We’d both worried that an unavoidable mile trolleying along the A70 might prove to be the most dangerous part of the whole trip and had wondered whether to try to time it so that we hit it late at night or early in the morning. In the end laziness won out and we left the campsite after the morning rush hour. Hats off to West Lothian council – their pavements made for great trolleying – and even on the A road people drove fairly sensibly as we jogged along the tarmac with lights fore and aft.

The old drove road – although road is perhaps too grand a word to describe it – is a well-worn boggy ditch that makes its way up to the pass between East and West Cairn Hill. In an effort to put off the inevitable moment where we had to begin carrying the boat, I continued trolleying over some rough ground. In the ensuing slow motion capsize I managed to break Stephen’s trolley.
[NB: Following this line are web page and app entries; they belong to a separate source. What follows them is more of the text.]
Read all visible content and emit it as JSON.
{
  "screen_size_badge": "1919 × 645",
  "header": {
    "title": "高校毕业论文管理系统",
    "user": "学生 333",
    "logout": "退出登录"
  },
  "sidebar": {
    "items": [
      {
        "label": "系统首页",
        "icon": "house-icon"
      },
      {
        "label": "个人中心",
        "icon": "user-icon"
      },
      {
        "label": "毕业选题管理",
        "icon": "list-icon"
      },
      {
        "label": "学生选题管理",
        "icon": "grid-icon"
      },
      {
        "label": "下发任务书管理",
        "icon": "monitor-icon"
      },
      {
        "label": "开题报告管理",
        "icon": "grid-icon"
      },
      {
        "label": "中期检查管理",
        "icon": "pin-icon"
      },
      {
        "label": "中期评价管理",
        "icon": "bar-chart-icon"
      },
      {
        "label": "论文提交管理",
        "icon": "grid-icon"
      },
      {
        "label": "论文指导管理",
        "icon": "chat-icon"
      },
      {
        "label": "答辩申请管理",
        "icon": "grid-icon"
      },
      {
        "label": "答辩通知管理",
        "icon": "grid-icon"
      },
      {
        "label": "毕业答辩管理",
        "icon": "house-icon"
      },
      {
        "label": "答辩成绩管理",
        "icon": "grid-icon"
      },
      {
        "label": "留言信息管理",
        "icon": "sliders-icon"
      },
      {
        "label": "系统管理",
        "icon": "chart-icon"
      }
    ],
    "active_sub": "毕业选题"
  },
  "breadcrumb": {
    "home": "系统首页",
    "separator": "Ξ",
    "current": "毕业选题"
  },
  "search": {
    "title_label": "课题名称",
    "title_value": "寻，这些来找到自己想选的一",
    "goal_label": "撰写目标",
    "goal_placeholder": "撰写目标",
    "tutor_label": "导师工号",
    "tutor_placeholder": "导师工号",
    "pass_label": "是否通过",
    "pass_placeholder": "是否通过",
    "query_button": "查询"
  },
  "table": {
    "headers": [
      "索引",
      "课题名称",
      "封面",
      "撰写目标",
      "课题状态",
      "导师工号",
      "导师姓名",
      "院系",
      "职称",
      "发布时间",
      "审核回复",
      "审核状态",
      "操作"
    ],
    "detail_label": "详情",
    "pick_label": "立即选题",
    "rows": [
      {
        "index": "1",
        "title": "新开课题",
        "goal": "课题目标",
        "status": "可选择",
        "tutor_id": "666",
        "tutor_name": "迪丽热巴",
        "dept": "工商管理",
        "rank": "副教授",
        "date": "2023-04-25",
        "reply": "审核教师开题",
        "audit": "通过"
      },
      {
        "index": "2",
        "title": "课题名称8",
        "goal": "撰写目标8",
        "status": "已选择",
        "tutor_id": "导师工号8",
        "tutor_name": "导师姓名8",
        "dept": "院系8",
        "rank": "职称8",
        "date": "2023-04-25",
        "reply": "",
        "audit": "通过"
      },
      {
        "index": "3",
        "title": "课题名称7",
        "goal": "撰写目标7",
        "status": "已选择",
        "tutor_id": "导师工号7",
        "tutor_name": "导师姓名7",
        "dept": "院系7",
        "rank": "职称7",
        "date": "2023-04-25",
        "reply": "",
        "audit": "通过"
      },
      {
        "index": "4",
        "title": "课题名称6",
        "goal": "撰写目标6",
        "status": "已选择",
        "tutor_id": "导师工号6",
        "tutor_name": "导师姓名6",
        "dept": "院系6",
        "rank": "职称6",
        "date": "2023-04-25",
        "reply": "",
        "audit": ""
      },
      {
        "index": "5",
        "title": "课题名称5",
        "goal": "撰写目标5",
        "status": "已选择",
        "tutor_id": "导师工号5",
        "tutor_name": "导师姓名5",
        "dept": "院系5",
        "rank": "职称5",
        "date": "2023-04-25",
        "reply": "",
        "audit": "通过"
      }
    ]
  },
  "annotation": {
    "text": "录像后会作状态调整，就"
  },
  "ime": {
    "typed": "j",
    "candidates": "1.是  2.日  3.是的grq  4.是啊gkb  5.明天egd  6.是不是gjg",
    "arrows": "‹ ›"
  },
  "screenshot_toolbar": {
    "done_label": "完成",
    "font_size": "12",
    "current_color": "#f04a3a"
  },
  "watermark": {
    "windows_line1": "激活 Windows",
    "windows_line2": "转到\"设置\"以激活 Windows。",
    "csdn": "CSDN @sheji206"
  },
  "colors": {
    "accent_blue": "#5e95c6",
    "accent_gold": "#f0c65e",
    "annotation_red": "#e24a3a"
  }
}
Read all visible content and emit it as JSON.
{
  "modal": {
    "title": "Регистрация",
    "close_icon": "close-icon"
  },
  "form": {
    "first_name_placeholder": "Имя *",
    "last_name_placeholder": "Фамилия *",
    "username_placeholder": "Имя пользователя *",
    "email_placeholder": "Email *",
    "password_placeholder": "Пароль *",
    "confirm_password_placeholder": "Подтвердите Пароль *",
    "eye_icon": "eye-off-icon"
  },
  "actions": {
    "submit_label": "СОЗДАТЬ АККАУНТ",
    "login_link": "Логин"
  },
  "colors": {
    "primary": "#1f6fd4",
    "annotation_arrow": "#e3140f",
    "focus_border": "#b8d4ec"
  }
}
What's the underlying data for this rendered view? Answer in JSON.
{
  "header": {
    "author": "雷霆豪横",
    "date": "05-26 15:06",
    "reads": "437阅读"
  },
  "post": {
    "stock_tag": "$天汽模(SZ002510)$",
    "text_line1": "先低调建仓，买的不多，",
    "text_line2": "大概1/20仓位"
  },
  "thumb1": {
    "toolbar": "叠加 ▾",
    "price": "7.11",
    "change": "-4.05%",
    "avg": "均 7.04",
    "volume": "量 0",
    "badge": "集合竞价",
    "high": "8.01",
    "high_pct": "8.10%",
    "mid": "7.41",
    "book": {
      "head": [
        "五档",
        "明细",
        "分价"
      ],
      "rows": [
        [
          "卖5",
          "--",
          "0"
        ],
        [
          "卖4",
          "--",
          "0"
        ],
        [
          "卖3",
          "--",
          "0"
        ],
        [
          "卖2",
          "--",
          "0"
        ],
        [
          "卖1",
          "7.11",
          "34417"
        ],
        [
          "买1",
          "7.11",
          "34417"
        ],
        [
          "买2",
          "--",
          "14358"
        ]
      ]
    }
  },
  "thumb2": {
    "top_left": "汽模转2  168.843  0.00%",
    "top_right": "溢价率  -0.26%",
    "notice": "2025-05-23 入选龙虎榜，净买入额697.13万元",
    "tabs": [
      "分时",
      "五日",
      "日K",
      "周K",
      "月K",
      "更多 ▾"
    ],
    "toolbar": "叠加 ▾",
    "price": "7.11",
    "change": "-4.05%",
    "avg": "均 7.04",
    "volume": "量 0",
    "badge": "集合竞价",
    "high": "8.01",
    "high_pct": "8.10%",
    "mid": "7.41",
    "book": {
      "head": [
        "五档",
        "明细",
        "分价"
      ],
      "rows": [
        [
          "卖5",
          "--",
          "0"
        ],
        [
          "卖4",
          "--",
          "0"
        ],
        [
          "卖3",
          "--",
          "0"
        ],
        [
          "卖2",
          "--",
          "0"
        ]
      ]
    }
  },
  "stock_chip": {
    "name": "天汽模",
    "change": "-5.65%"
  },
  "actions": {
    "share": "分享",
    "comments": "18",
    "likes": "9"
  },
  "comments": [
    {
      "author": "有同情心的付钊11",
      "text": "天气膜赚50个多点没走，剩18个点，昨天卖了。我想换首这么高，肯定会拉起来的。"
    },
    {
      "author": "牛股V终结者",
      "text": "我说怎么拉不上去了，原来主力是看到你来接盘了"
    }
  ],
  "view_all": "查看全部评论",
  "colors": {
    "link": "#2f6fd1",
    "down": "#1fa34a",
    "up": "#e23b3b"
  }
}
At that point we had no option but to put the bits of trolley away and start tag teaming our kit and canoe up towards the pass. Handy yellow marker posts helped us to break up the next few hours of portaging. I’m not sure if it was having two of us that made life so much easier, if I’d got fitter or if the previous fortnight had raised the bar for suffering, but whatever the cause, the steep portage up and over was way less traumatic than I’d feared it would be. Close to the high point, we both sat in the canoe, completely blocking the path as a hiker coming the other way gave us a casual nod before carrying on past us as if nothing at all was out of the ordinary.

Past the col, the mud gradually becomes a path which spreads into a track. We managed to bodge the trolley back together using some old paraglider line from my repair kit and the piece of string that held Stephen’s sunglasses on. The repair held as we trolleyed on, and I began to think that we might actually complete the trip. Nightfall saw us back on glorious tarmac, heading into Broomlee centre. Thanks to Jamie and Richard for taking great care of us.

I don’t think the Lyne water gets paddled very often. We had perfect water levels though; any lower and we’d have been grounding out on shingle banks, any higher and we’d have struggled to avoid the many trees that had fallen across the river.

Dodging branches on the Lyne water

We joined the Tweed just upstream of Peebles. In contrast to the previous day’s trudge, well-groomed fishing beats and smart borders towns flew past. We spent the last night of the trip camped on a rocky island upstream of Kelso and arrived in Berwick early the following afternoon.

George & Stephen at the end of the Tweed. Thanks to Terry for coming to pick us up

17 days, around 750km (807km for Stephen), three paddlers and loads of help from friends dotted all over Scotland. Heartfelt thanks to everyone who helped, and most of all to Stephen and Liam for being absolute legends.

The full trip from Loch Hope through to Berwick is still out there if anyone wants to do it. You never know, it might be a ‘first’! I’m tempted to do Loch Hope to Inverness at some point just to join up the lines on the map, but right now I have no desire to repeat the whole thing!

Happy adventuring.

Check out options to join us for an open canoeing skills course or adventure HERE